ACTIVITY
Collect each line of the entries that holds the string "title".

Records from a dataset:
------------------------------------------------------------

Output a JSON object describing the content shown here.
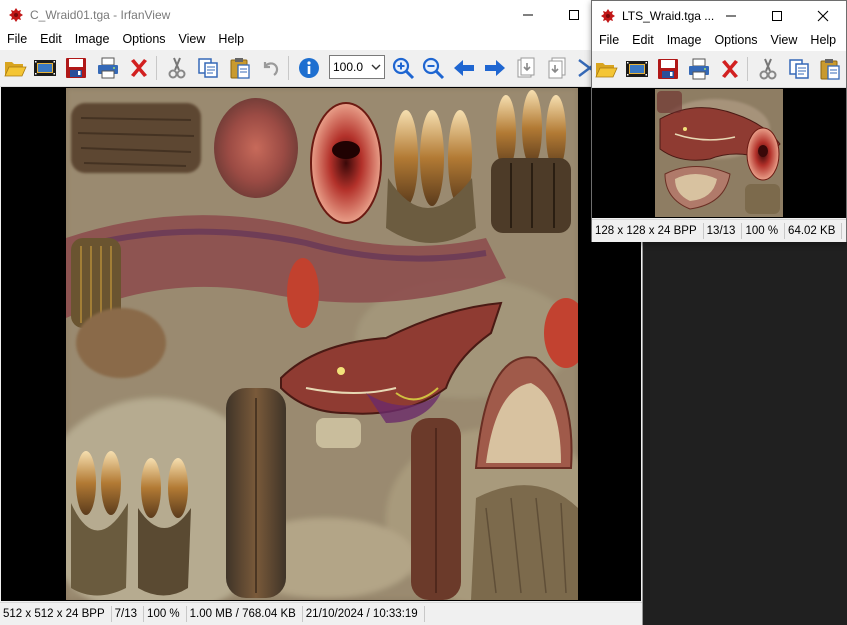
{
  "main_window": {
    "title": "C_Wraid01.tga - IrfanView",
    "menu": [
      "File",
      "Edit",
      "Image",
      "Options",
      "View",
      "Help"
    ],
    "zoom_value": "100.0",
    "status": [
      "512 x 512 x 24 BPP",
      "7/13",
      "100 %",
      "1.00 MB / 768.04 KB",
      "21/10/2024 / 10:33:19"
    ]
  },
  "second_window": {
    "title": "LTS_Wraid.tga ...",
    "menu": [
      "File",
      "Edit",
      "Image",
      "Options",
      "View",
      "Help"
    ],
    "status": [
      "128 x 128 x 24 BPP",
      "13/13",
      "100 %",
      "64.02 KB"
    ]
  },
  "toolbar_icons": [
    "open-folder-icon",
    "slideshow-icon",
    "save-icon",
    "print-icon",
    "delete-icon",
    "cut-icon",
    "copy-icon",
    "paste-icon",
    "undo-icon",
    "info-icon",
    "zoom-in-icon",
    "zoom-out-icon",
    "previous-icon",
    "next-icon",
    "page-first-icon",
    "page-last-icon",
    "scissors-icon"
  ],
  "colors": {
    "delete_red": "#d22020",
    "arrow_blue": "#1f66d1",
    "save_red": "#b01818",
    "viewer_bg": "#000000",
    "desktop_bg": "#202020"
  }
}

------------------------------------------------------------

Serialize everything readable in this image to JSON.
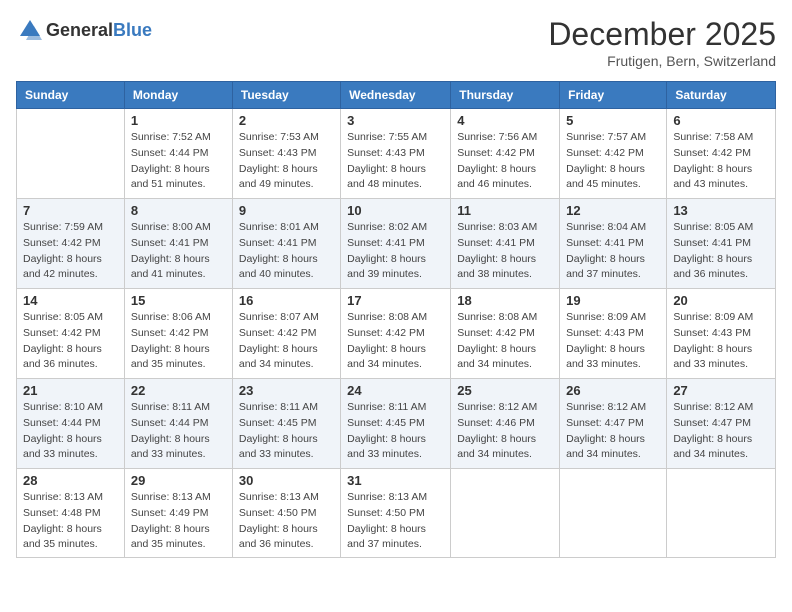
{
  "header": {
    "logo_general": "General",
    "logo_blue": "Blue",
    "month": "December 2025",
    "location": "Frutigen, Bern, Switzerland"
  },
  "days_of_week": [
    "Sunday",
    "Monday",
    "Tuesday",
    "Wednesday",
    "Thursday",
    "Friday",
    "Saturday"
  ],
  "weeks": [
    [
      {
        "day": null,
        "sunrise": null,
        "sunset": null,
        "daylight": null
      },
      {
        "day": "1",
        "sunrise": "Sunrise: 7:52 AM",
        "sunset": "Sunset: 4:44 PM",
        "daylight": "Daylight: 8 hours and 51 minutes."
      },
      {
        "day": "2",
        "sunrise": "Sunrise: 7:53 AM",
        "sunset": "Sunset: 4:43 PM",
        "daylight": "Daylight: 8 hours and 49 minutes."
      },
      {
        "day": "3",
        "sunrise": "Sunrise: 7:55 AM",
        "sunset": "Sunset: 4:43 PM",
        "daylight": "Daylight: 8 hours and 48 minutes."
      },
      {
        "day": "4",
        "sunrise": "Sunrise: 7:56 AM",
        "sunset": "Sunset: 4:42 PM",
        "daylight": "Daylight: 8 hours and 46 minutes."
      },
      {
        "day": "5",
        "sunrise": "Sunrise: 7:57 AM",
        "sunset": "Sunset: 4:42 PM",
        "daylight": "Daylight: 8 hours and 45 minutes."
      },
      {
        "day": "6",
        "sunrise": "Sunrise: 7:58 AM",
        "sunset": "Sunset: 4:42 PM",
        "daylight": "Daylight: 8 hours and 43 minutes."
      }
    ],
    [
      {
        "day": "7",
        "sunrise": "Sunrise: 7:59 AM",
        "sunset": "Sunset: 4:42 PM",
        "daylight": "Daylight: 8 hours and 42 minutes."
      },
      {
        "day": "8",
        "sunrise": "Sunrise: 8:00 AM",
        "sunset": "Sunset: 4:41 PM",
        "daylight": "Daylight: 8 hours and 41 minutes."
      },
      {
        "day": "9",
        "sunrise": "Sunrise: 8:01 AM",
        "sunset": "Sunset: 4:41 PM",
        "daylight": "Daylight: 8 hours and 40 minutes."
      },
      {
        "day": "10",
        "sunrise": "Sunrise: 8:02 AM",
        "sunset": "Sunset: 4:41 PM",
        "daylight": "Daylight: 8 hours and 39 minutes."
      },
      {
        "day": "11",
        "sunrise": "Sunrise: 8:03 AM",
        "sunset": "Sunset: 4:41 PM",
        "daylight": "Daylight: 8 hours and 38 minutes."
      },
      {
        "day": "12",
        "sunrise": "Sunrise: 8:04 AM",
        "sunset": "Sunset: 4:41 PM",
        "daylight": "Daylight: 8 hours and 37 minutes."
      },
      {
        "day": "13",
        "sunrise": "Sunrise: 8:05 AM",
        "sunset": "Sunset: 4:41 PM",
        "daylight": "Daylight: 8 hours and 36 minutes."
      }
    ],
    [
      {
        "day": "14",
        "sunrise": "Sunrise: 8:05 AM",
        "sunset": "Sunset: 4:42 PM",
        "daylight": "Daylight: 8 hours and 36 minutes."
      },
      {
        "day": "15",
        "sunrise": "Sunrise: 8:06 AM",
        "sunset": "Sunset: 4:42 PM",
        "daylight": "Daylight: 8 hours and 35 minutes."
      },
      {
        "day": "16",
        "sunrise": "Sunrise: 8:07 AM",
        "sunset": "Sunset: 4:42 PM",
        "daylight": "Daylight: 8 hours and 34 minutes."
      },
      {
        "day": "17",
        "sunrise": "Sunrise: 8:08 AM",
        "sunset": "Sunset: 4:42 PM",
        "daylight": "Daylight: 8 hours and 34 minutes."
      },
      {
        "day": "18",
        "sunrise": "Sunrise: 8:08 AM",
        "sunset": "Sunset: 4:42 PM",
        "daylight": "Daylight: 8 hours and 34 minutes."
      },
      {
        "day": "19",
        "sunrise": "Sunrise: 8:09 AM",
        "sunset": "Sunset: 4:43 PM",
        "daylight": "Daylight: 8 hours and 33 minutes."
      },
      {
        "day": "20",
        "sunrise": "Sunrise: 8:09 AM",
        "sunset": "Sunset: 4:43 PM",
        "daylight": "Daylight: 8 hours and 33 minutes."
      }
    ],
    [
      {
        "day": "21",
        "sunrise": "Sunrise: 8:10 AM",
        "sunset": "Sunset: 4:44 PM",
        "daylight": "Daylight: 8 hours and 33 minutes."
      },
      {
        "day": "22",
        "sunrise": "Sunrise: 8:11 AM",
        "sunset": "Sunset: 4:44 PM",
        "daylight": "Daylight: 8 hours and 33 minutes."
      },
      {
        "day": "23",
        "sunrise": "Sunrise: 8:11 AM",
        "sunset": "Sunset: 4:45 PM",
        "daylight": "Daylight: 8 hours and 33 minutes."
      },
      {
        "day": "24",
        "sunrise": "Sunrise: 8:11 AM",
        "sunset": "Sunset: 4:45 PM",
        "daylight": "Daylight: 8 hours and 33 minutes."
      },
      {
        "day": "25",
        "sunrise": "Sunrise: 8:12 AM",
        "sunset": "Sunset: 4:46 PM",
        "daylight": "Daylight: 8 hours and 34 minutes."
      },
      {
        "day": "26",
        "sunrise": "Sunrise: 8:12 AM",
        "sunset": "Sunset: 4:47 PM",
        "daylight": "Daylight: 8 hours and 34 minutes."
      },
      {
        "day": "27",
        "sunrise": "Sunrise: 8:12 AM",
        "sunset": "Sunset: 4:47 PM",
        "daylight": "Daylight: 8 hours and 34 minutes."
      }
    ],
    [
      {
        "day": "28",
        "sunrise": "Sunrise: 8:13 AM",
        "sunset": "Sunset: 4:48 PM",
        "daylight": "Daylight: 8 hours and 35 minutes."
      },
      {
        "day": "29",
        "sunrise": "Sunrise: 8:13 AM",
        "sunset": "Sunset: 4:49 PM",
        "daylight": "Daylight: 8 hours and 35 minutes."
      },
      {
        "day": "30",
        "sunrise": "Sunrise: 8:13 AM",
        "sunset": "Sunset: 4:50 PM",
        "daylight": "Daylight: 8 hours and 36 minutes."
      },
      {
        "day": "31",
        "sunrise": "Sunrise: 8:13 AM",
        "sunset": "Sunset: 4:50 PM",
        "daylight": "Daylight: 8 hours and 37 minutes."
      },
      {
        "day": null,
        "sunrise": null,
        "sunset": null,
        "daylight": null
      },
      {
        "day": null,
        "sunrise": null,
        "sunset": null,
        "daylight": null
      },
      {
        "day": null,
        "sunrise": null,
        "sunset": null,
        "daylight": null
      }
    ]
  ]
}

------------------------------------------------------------

WRITTEN RESPONSE
    "title": "C_Wraid01.tga - IrfanView",
    "title": "LTS_Wraid.tga ...",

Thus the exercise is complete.